# What you are asked to do:
Using the data below, copy out all lines with the word "total".

(Dataset rows describing interfaces)
========================================================================
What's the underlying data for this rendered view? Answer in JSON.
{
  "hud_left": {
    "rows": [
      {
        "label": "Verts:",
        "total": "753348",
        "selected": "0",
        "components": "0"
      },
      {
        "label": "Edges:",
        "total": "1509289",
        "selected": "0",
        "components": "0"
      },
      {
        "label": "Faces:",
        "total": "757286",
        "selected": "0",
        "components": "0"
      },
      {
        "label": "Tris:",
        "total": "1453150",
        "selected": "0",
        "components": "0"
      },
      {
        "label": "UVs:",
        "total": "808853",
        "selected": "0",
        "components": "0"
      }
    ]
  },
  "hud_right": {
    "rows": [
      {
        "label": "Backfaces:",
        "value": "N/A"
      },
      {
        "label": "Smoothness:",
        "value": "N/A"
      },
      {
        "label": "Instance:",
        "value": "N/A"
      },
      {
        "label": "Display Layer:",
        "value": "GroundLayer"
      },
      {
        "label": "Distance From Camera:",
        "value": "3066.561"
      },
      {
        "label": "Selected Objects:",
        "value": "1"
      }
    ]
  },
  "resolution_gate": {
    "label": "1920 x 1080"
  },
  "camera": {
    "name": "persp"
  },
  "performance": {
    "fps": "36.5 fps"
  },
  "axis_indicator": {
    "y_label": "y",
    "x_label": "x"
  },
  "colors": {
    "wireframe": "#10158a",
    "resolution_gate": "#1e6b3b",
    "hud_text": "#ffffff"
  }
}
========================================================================
# Output for this exercise:
        "total": "753348",
        "total": "1509289",
        "total": "757286",
        "total": "1453150",
        "total": "808853",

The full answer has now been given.